Following Hurricane Katrina, the Louisiana Supreme Court put out a welcome mat for volunteer lawyers: The Court issued a special rule to allow out-of-state attorneys to represent, on a pro bono basis, indigent defendants facing criminal charges in Orleans Parish as long as a Louisiana attorney co-signs all pleadings and provides "oversight and supervision" of the volunteer. The evident purpose of this rule was to allow the underfunded Public Defenders' Office to draw on volunteers to help resuscitate the public defense system that was floundering post-Katrina. I and other volunteers have been operating under this rule for several months, essentially serving as adjunct public defenders. That may be about to change after the the Chief Judge of the Criminal Court ruled yesterday that out-of-state attorneys may not represent indigent defendants unless a Louisiana-licensed attorney is present for all court proceedings. Volunteers still may be welcome in spirit, but their value may be seriously diminished.
Having volunteer lawyers lightens the load for the full-time public defenders and enables the full-time staff to shift their efforts to other clients and matters. Requiring the regular public defenders to be present in the courtroom every time a volunteer appears for a hearing would diminish that value. Indeed, if the regular public defender has to be present anyway, one might say we should do away with the volunteers altogether.
I'm not bothered by having another lawyer present. Indeed, given my limited experience, I welcome the back-stop -- someone to grab the wheel if I'm veering off course and heading for a tree. But I don't think there is any need for a local lawyer to be present at every hearing. Nor do I think there is much need for local lawyers to hold the hands of more experienced out-of-state attorneys. After all, there is not a great deal of variation in criminal defense from one jurisdiction to the next. And as long as the local lawyers are providing "oversight and supervision," there should not be any concern that an experienced out-of-state lawyer will skip over important variations in the local practice. Most jurisdictions have "pro hac vice" rules that enable out-of-state lawyers to practice locally for limited number of cases under similar circumstances without requiring the local lawyer to be present at every hearing. While the Louisiana Supreme Court's rule in these circumstances does not limit the number of cases a volunteer can handle, it it not clear why the rule should be more onerous than the customary pro hac vice rules.

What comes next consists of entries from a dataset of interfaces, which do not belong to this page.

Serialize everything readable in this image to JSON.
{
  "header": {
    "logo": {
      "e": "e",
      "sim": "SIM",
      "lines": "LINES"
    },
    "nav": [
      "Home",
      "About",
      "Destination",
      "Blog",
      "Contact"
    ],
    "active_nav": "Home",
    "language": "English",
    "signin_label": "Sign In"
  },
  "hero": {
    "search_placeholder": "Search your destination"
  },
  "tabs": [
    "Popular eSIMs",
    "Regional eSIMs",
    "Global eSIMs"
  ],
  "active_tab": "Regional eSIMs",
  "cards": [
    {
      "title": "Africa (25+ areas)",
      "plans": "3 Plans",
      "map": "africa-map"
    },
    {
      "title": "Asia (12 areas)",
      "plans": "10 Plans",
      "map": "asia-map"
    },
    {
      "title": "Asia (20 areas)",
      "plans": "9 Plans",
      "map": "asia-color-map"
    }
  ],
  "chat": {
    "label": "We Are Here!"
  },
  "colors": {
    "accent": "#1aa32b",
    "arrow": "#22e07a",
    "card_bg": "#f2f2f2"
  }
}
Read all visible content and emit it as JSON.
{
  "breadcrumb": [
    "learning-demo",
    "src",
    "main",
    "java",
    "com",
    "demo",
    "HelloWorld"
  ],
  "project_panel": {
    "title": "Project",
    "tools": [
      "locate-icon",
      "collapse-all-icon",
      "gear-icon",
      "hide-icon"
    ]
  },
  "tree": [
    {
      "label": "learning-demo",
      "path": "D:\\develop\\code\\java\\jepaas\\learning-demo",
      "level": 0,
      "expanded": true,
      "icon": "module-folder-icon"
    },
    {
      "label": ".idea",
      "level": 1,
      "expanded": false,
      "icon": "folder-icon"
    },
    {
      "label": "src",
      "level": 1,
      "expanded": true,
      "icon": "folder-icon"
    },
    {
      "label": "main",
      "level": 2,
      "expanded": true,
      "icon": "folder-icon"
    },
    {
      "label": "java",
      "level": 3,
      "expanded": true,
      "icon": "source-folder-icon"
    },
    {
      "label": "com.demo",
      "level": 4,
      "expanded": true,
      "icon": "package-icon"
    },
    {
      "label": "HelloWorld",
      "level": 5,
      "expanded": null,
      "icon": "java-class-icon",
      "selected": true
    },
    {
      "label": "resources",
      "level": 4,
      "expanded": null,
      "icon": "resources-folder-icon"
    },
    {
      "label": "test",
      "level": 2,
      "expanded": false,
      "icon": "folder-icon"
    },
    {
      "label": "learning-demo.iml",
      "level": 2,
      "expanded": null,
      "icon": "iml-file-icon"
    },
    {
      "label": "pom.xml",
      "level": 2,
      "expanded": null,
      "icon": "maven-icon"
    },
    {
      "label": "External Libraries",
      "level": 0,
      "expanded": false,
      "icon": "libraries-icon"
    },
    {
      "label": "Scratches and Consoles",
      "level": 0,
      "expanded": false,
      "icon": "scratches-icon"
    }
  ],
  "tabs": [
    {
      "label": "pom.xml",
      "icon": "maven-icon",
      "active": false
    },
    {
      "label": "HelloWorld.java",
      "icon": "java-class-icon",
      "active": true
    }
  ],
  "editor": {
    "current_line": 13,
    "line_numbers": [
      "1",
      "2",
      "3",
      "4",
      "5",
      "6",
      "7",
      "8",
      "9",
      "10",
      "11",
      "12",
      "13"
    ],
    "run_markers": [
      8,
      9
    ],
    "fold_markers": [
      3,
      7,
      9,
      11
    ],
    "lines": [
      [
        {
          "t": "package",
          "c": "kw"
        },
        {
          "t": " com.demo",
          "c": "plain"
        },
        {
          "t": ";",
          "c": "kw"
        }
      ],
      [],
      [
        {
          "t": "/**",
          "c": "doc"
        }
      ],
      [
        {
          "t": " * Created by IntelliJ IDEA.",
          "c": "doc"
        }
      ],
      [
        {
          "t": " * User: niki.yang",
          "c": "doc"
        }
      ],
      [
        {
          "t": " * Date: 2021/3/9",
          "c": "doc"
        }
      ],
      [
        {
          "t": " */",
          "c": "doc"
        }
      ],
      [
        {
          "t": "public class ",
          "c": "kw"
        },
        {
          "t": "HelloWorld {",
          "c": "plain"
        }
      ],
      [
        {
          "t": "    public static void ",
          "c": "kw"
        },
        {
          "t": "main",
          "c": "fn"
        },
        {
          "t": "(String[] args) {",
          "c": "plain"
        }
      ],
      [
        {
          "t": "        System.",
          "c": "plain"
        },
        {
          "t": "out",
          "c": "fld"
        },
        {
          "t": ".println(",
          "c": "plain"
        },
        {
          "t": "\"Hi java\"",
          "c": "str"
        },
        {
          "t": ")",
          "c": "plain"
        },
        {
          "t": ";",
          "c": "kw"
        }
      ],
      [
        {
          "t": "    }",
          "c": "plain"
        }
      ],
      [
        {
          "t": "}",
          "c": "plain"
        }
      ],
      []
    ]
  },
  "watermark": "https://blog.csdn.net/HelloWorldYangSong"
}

One could read the Chief Judge's ruling cynically to reflect a disdain for outsiders coming in and gumming up the "old way" of doing things. I very much doubt, however, that is fair and accurate. I think the judges generally appreciate the value of the volunteers, and I am confident that the judges are not interested in merely having local lawyers serve as ornaments or potted plants in the courtroom. But neither do the judges want to oversee moot courts for inexperienced out-of-staters, setting up instant grounds for appeal for dissatisfied defendants. (Of course, volunteers typically offer vigorous and thorough representation that over-extended public defenders may not be able to provide to every client.) In any case, the Chief Judge's ruling is being appealed, and I suspect this matter will be resolved to the satisfaction of everyone to ensure the adequate and effective representation of indigent defendants.